By 1948 VDGIF began stocking Virginia waters, including St. Mary’s River, with brook and rainbow trout. However, approximately 25 years later, an access road to St. Mary’s River was washed out, so stocking ceased. From 1976 on, St. Mary’s River and the trout, both brook and naturalized rainbow, have sustained themselves, sort of.
Photo by Pixabay
So, why am I talking about testing and trout stocking, both of which reek of man’s involvement?
Well, due to this testing and monitoring, (VDGIF continues monitoring the trout) scientists, officials, and nature lovers alike were able to see that St. Mary’s land needed help in order to “preserve its natural conditions.”
So, in 1984 it became designated Wilderness. Helpful step number one. Helpful step number two: liming the stream. What?! Foul. Human Intervention. I know, I know. Hear me out.
Due to man-made stressors, sloppy mining practices and air pollution/acid rain, the aquatic life was dying. Exacerbating these man-made stressors, was Mother Nature, herself. The geological composition of St. Mary’s River was not able to counteract the additional acid it was receiving, thus accelerating degradation. Environmental monitoring continued and in 1999 it was decided that “targeted management actions” would be taken in order to prevent the extinction of native aquatic life. They limed the streams, i.e. St. Mary’s Wilderness Managers, via helicopters, dumped 170 ton of crushed limestone in strategic St. Mary’s tributaries. Liming was done in 1999, 2005 and 2013. To date, no negative effects have been documented, and you know they’re monitoring.
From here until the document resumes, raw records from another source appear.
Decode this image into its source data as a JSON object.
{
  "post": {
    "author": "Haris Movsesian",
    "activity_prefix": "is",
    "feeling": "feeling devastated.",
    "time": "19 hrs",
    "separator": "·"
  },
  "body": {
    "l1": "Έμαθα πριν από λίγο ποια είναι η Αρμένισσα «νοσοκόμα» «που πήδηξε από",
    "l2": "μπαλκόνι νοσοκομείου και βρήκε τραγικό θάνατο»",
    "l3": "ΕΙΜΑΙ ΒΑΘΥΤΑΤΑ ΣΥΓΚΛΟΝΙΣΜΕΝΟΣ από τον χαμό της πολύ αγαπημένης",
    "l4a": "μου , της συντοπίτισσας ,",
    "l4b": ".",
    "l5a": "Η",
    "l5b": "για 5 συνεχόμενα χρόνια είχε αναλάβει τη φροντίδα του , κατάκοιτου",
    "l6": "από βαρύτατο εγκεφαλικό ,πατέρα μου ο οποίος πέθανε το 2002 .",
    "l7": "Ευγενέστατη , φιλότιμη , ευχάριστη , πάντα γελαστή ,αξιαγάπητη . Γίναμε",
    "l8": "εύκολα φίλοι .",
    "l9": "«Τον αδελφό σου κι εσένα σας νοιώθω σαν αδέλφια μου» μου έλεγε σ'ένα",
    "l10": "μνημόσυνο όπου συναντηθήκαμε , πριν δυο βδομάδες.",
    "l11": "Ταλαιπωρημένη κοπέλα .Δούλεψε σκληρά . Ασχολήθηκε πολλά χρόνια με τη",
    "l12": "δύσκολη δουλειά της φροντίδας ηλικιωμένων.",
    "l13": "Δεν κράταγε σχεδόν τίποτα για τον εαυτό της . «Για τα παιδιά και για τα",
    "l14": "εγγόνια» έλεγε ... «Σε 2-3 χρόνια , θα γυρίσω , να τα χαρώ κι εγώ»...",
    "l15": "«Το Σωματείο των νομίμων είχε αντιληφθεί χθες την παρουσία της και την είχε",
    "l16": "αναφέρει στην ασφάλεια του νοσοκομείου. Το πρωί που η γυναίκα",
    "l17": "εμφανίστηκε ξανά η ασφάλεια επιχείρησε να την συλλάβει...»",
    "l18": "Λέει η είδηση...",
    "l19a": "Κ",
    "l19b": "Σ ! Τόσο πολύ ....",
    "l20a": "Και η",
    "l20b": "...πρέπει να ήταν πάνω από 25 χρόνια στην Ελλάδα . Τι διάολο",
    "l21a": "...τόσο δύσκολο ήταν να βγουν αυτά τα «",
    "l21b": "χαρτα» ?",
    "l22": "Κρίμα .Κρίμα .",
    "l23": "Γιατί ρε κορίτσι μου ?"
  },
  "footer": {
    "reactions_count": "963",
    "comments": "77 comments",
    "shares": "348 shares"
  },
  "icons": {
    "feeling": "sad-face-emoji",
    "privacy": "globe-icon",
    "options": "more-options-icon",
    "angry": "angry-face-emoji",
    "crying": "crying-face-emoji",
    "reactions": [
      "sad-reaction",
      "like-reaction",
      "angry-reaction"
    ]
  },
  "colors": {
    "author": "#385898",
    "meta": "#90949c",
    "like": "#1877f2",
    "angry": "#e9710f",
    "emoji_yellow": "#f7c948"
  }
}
In all fairness, there have been other instances where humans intervened. Forest fires. The most recent fire occurred just two years ago, and burning is still evident in the forest today. Firefighters used a controlled burn technique to contain the fire that consumed over 800 acres.
Alright, let’s wrap this puppy up. So whether you agree or disagree with forest management techniques, the overarching call to action for Wildness Managers is to preserve the natural conditions of the Wilderness as minimally as possible. Once again, a simple concept, but not always easy in practice. Life is gray matter. But as I walk around the forest and see Mother Nature reclaiming what is hers, I say kudos to the Managers and everyone who cared enough about preservation to protect Saint Mary’s. We can, and should, save some of our lands for future generations, so they can walk around and remember.
I hope now you can better understand the beauty that is Saint Mary’s Wilderness. She may be scared and slightly acidic, but much like the people that surround her she soldiers on and that makes her amazing. So, pull up your hiking boots, grab your fishing gear and hit the trials. Practice the “Leave No Trace” principles. And don’t forget to look up.
Mountain lovers, you know what I’m going to ask. What is your story to tell about Saint Mary’s Wilderness or any of the other Wilderness area across the country? Share your story in the Reply to our Facebook Post. Don’t have a story, but do have a picture? We’d love to see it. Tag us.
Until next time,…we’re looking forward to your stay.